== Material for this exercise ==
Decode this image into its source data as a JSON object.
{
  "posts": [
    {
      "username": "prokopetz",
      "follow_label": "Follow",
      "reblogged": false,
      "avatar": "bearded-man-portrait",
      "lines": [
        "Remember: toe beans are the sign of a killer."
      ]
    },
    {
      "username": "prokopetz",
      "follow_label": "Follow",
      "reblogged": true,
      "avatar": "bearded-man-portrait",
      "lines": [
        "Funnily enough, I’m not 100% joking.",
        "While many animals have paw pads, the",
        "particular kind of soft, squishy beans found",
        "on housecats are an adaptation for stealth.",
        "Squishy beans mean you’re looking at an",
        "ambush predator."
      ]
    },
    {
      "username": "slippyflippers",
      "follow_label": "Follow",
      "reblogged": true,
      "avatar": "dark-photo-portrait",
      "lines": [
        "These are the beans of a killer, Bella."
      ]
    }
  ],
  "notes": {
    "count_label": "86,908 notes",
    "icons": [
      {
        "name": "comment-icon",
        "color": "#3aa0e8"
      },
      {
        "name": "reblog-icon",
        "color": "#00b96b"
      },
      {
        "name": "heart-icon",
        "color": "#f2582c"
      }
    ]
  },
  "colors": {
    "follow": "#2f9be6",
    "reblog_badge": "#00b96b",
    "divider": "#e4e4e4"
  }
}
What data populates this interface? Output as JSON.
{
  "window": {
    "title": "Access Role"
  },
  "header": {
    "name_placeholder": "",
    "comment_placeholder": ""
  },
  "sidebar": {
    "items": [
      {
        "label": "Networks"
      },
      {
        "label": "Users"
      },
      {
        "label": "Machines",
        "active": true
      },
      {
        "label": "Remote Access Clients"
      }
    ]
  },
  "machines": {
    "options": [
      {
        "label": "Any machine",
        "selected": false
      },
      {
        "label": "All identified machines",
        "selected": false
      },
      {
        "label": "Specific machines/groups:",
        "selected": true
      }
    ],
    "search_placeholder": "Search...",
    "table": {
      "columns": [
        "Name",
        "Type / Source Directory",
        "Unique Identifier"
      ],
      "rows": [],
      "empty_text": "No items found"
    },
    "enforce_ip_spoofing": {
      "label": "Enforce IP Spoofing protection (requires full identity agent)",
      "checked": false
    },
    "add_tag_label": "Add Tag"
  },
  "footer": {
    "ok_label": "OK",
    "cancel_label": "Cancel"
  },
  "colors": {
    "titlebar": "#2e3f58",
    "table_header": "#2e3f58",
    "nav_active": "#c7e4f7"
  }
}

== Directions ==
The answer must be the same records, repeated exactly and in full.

== Task answer ==
Decode this image into its source data as a JSON object.
{
  "posts": [
    {
      "username": "prokopetz",
      "follow_label": "Follow",
      "reblogged": false,
      "avatar": "bearded-man-portrait",
      "lines": [
        "Remember: toe beans are the sign of a killer."
      ]
    },
    {
      "username": "prokopetz",
      "follow_label": "Follow",
      "reblogged": true,
      "avatar": "bearded-man-portrait",
      "lines": [
        "Funnily enough, I’m not 100% joking.",
        "While many animals have paw pads, the",
        "particular kind of soft, squishy beans found",
        "on housecats are an adaptation for stealth.",
        "Squishy beans mean you’re looking at an",
        "ambush predator."
      ]
    },
    {
      "username": "slippyflippers",
      "follow_label": "Follow",
      "reblogged": true,
      "avatar": "dark-photo-portrait",
      "lines": [
        "These are the beans of a killer, Bella."
      ]
    }
  ],
  "notes": {
    "count_label": "86,908 notes",
    "icons": [
      {
        "name": "comment-icon",
        "color": "#3aa0e8"
      },
      {
        "name": "reblog-icon",
        "color": "#00b96b"
      },
      {
        "name": "heart-icon",
        "color": "#f2582c"
      }
    ]
  },
  "colors": {
    "follow": "#2f9be6",
    "reblog_badge": "#00b96b",
    "divider": "#e4e4e4"
  }
}
What data populates this interface? Output as JSON.
{
  "window": {
    "title": "Access Role"
  },
  "header": {
    "name_placeholder": "",
    "comment_placeholder": ""
  },
  "sidebar": {
    "items": [
      {
        "label": "Networks"
      },
      {
        "label": "Users"
      },
      {
        "label": "Machines",
        "active": true
      },
      {
        "label": "Remote Access Clients"
      }
    ]
  },
  "machines": {
    "options": [
      {
        "label": "Any machine",
        "selected": false
      },
      {
        "label": "All identified machines",
        "selected": false
      },
      {
        "label": "Specific machines/groups:",
        "selected": true
      }
    ],
    "search_placeholder": "Search...",
    "table": {
      "columns": [
        "Name",
        "Type / Source Directory",
        "Unique Identifier"
      ],
      "rows": [],
      "empty_text": "No items found"
    },
    "enforce_ip_spoofing": {
      "label": "Enforce IP Spoofing protection (requires full identity agent)",
      "checked": false
    },
    "add_tag_label": "Add Tag"
  },
  "footer": {
    "ok_label": "OK",
    "cancel_label": "Cancel"
  },
  "colors": {
    "titlebar": "#2e3f58",
    "table_header": "#2e3f58",
    "nav_active": "#c7e4f7"
  }
}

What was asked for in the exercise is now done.